After accepting the government’s offer of a 15.8-percent pay raise over three years, some 400,000 public-sector employees ended their month-long strike and returned to work on Monday. While the workers may have gotten what they wanted, popular patience with public sector workers and unions may be wearing thin.
The strikes started in May with university professors and in June spread to other sectors, causing widespread disruption. University students sat idle, wondering if they would have to repeat the academic year. Lines in airports were measured in hours, or kilometers, rather than minutes. Imports of food and medicines were stalled and visas delayed.
The public here has been historically sympathetic to organized labor; union resistance helped bring down the military dictatorship, and former President Lula da Silva, still wildly popular, started out as a union leader.
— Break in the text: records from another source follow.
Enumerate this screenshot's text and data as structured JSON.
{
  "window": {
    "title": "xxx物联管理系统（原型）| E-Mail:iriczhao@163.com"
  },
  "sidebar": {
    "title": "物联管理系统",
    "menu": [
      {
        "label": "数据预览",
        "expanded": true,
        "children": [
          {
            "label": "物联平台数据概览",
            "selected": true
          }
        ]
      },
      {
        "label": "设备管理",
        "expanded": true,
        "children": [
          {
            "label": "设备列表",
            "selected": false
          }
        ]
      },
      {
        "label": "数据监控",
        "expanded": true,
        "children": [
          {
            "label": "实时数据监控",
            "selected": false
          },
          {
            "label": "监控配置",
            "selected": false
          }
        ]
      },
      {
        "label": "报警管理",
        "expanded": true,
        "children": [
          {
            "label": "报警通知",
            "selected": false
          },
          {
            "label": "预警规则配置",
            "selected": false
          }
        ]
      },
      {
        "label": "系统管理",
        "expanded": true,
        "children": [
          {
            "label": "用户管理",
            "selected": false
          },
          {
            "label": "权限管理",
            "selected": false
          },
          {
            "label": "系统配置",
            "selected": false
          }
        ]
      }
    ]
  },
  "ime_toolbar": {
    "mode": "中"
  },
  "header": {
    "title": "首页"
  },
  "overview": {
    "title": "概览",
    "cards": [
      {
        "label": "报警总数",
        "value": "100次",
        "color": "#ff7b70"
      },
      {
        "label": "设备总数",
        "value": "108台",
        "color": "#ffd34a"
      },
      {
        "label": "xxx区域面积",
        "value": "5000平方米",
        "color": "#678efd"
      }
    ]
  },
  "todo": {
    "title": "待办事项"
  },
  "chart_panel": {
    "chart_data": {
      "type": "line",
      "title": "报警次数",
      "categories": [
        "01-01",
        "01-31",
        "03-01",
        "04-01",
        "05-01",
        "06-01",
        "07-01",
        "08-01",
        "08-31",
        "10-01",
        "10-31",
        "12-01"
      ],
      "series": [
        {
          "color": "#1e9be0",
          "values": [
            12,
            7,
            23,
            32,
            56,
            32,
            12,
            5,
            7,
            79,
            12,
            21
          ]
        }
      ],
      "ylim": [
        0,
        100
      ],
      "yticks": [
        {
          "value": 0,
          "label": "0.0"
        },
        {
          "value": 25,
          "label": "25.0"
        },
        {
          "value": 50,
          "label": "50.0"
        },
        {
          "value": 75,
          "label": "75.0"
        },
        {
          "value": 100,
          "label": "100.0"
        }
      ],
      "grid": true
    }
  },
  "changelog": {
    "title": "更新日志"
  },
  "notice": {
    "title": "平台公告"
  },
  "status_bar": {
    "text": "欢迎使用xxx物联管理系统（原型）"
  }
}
But there are signs that, with these strikes, patience may have dwindled for a public sector that many consider too large and too coddled.
Folha has called repeatedly for a review of the right-to-strike laws, calling the strikes “excessive” and a “hazard to the population.” This aspect was not lost on the public: in an overpass above the main highway between Rio de Janeiro and São Paulo someone reportedly hung a sign that read, “Police station closed—free passage for drug trafficking and arms.” The dry humor belied a serious threat: a separate 10-day police strike in the northeastern state of Bahia in February was said to have caused a spike in murders on the streets of the capital, Salvador.
Época referred to the Brazilian public sector as “giant and inefficient,” in the first in a series of color spreads that indignantly detailed some of the “supersalaries” of some of the most generously paid public servants. (“It’s you who pays,” ran the headline.) Estadão published a feature on the human consequences of the strikes, citing allergic children who are not receiving the special foods they need, dengue prevention efforts for Indigenous populations that had been stalled, and patients who were forced to wait for urgent bone marrow treatment.